After Iraq invaded Kuwait in 1990, Germany supported United Nations (UN) Security Council Resolution 660, which condemned the Iraqi occupation, and Resolution 678, which authorized military measures to expel Iraq from Kuwait. It joined the U.S.-led coalition of twenty-eight states by sending air units to Turkey, contributed mine sweepers, and pledged $5.5 billion to the war effort. But Germany offered no such support to the United States as it planned with Britain in 2003 to invade Iraq. The United States and Britain claimed that Iraq had weapons of mass destruction (WMD) and was an imminent danger to world security. Together with France and Russia, Germany—now a nonpermanent member of the UN Security Council—opposed a draft resolution supported by the United States, Britain, and Spain that authorized the use of force. Instead, it sought the return of UN weapons inspectors to Iraq to investigate whether Iraq had WMD. Although Germany helped defeat the resolution, it was unable to deter the invasion of Iraq by mainly the United States and Britain. The Gulf crises and war that followed damaged Germany's generally friendly relations with the United States and Britain.

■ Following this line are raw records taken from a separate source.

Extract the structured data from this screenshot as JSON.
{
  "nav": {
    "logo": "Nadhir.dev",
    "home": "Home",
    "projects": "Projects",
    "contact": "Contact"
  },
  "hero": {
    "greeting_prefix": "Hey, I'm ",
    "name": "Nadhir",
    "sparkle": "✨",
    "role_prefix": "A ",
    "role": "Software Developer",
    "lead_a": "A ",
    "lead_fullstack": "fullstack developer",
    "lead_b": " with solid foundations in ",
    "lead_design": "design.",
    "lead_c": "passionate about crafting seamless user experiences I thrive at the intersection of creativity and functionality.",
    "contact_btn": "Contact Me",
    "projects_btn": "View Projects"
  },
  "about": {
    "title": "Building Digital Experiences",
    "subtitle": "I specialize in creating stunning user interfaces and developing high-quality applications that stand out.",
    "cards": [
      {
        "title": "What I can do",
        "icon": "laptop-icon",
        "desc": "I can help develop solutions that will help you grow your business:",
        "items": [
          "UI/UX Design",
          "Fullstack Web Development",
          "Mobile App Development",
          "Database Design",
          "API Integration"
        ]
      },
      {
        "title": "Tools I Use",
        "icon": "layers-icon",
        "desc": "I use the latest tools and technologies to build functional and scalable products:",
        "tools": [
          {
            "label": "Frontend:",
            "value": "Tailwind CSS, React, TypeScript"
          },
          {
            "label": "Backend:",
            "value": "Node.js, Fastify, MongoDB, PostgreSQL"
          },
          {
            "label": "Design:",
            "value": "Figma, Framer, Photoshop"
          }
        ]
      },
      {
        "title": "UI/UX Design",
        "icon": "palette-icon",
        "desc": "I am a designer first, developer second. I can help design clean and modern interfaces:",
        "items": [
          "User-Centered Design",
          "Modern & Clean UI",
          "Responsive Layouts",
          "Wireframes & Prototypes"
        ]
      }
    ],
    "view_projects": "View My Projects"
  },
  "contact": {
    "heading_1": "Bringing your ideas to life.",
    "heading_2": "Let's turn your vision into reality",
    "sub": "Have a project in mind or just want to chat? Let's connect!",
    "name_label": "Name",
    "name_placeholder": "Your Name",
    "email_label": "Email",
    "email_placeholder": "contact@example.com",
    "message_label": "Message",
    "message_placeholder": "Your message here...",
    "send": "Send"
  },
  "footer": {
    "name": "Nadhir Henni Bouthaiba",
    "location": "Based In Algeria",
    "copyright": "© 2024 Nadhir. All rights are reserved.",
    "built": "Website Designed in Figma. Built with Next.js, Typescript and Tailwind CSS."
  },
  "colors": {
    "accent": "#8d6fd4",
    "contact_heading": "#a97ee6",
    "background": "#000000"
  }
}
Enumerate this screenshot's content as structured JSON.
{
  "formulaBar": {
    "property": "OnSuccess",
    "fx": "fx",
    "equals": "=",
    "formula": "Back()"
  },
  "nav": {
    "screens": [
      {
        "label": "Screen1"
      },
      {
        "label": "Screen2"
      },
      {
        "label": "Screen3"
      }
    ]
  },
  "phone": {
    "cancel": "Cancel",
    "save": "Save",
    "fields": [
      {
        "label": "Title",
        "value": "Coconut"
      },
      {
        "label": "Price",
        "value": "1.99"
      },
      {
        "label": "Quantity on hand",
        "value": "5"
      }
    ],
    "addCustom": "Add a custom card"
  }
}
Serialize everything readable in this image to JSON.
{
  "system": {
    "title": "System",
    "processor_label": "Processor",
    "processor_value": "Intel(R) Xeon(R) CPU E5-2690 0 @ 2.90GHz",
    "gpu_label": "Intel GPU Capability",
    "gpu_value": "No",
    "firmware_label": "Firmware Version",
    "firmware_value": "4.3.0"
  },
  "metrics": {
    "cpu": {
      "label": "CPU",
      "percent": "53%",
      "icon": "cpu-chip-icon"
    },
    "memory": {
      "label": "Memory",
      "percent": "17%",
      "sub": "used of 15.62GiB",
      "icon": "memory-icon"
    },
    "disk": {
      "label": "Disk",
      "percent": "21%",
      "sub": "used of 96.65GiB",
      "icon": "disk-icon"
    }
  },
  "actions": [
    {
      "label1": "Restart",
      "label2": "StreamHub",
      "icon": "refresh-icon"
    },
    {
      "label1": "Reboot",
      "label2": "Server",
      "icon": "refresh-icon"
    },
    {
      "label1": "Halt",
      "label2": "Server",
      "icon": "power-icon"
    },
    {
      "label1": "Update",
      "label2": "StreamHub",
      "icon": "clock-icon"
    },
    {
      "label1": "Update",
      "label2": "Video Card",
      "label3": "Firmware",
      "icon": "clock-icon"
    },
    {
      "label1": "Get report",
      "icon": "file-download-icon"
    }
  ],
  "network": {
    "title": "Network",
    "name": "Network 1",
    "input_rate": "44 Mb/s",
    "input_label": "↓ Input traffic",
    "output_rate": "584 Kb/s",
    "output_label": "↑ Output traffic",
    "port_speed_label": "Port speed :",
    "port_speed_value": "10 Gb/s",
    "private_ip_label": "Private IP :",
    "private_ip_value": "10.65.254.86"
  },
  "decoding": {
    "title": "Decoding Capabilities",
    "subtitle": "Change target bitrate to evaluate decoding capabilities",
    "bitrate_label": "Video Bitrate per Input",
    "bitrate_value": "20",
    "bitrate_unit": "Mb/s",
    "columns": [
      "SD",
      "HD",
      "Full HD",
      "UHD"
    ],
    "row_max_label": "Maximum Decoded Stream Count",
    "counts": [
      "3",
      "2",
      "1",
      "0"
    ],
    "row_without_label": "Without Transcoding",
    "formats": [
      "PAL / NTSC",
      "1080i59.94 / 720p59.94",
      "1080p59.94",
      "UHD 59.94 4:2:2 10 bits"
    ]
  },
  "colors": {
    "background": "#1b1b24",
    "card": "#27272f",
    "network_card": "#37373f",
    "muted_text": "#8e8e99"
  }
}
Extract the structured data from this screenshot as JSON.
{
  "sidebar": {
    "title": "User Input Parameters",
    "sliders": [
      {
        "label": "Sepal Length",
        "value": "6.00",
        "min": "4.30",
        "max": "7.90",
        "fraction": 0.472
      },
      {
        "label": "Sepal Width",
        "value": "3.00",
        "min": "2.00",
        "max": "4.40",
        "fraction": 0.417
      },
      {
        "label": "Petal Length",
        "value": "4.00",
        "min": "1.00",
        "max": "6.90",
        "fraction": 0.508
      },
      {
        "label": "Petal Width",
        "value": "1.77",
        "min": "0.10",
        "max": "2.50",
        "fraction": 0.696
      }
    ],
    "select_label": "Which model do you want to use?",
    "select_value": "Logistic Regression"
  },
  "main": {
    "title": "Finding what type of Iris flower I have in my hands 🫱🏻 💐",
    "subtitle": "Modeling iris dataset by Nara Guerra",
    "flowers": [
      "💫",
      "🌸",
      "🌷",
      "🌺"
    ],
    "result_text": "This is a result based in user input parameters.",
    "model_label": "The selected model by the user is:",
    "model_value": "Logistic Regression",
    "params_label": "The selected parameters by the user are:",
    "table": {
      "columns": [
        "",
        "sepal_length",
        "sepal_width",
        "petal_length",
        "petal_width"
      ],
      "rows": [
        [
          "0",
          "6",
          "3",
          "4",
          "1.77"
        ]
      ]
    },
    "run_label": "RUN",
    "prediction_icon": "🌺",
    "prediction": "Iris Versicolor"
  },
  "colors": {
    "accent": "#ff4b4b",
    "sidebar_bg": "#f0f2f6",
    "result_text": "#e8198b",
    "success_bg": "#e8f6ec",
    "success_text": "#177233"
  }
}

See also abdÜlhamit ii; arslan, shakib; balkan wars (1912–1913); banking; berlin–baghdad railway; eastern question; enver paŞa; free officers, egypt; gallipoli; grobba, fritz konrad ferdinand; ha-avarah agreement; herzl, theodor; hijaz railroad; husayni, muhammad amin al-; istanbul; kaylani, rashid ali al-; misri, aziz ali al-; ottoman empire: overview; rommel, erwin; sadat, anwar al-; sublime porte; talat, mehmet; templars; west german reparations agreement; young turks; zionism.
Chubin, Shahram. Germany and the Middle East: Patterns and Prospects. New York: Palgrave Macmillan, 1992.
Hirszowicz, Lukasz. The Third Reich and the Arab East. London: Routledge and Kegan Paul, 1966.
Nicosia, Francis R. The Third Reich and the Palestine Question. Austin: University of Texas Press, 1985.
Trumpener, Ulrich. Germany and the Ottoman Empire, 1914–1918. Princeton, NJ: Princeton University Press, 1968.
reeva s. simon
updated by philip mattar